Task item: Figure out how many lines in the records below hold the string "activate". That number alone is the answer.
Material for this exercise START
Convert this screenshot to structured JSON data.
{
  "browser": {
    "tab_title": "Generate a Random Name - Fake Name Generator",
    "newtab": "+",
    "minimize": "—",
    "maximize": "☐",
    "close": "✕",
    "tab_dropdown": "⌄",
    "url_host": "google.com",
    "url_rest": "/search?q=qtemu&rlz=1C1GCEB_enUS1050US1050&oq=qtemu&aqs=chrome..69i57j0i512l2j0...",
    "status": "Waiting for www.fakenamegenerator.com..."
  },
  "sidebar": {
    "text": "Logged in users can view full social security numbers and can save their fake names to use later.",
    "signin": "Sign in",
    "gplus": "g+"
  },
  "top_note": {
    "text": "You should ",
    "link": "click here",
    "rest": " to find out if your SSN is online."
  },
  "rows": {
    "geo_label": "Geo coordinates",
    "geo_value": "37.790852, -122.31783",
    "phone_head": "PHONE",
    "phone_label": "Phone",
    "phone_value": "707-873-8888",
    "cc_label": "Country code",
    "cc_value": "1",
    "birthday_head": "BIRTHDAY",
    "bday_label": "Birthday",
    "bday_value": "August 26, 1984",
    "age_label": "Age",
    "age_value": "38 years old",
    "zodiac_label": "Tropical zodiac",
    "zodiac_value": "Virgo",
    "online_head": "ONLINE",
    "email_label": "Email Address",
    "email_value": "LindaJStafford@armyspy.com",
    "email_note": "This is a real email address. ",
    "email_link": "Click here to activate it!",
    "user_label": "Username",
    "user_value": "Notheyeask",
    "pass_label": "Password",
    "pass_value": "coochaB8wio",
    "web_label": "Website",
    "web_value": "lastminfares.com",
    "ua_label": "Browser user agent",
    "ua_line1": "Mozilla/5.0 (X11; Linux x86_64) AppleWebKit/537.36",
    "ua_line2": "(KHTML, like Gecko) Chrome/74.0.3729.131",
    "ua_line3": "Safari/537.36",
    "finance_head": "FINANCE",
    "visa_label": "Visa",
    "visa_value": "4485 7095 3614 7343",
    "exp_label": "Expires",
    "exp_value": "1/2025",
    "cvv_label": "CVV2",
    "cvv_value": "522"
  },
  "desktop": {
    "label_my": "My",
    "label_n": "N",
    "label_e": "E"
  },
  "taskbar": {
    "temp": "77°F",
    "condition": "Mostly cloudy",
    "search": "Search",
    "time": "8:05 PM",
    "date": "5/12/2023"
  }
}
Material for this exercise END
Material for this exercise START
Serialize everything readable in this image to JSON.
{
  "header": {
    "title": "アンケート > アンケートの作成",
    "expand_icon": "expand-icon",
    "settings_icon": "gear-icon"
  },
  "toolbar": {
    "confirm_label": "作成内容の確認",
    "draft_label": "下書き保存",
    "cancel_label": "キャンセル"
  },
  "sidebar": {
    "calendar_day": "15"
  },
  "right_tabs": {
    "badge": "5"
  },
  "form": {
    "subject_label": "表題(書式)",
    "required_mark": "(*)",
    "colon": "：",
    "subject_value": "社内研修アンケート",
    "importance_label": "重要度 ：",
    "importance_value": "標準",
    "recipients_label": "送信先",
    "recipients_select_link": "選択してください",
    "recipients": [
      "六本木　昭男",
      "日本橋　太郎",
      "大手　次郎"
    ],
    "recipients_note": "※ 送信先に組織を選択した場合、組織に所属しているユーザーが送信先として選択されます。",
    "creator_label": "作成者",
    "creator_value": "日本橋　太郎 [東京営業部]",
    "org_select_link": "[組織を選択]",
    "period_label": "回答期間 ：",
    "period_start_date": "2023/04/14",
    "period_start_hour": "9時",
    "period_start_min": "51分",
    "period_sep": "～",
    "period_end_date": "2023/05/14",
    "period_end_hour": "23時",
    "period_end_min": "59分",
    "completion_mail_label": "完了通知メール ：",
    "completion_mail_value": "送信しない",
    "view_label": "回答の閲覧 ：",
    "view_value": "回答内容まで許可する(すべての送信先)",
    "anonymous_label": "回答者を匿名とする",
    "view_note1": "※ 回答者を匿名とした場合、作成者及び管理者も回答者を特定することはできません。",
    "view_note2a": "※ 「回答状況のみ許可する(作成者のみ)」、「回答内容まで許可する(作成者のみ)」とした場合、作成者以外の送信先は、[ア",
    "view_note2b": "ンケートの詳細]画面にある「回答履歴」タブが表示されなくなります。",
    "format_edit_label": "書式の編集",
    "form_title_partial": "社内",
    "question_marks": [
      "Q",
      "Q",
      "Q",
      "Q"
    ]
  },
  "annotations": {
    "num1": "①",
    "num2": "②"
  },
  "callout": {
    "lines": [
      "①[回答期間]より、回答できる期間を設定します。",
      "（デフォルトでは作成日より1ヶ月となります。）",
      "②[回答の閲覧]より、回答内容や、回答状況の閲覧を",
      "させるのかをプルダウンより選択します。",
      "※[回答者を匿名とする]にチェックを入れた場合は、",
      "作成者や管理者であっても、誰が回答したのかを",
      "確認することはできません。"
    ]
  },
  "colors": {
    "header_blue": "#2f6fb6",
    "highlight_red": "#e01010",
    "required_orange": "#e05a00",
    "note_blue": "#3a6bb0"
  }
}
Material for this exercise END
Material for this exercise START
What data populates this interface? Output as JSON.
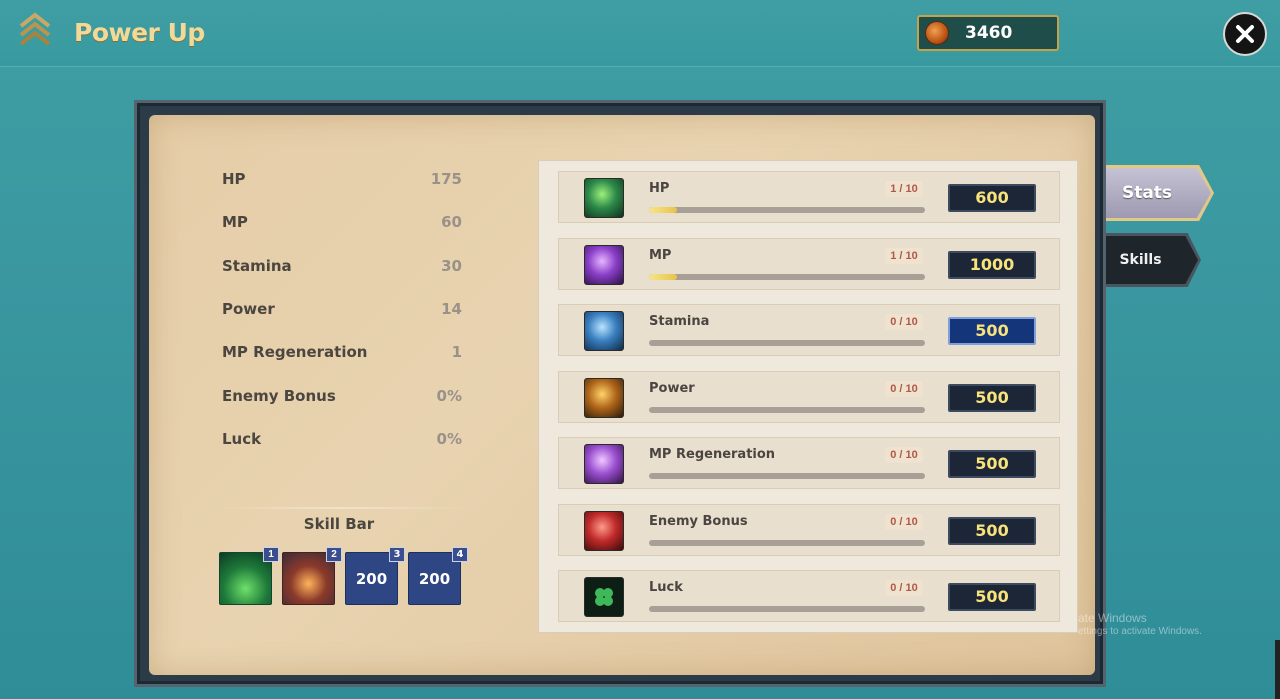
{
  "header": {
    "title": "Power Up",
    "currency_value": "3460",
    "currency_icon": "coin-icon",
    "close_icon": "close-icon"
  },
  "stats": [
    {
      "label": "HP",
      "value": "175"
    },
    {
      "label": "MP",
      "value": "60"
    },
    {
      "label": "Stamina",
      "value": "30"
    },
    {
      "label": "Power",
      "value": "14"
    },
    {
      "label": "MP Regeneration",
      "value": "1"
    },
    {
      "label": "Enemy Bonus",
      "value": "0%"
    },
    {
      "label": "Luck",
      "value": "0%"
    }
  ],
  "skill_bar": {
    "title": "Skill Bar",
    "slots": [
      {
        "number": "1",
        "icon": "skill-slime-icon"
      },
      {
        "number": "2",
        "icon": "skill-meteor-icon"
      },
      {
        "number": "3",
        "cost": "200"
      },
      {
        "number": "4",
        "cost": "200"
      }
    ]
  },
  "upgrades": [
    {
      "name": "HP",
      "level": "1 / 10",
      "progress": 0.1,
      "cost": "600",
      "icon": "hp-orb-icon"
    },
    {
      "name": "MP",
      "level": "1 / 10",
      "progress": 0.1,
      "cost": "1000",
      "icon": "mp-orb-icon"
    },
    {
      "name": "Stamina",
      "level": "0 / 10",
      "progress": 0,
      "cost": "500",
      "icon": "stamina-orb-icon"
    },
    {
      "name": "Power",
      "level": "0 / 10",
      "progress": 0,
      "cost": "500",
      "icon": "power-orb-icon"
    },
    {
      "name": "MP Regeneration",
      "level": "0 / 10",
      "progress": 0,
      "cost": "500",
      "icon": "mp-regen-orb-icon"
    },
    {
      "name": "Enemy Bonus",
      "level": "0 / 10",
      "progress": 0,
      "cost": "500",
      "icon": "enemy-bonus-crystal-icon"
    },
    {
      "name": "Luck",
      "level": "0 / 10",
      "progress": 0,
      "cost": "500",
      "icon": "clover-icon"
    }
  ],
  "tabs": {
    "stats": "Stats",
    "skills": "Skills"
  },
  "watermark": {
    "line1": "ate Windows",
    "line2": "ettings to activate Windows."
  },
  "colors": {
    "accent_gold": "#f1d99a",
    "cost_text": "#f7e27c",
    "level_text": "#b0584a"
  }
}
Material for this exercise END
Task solution: 2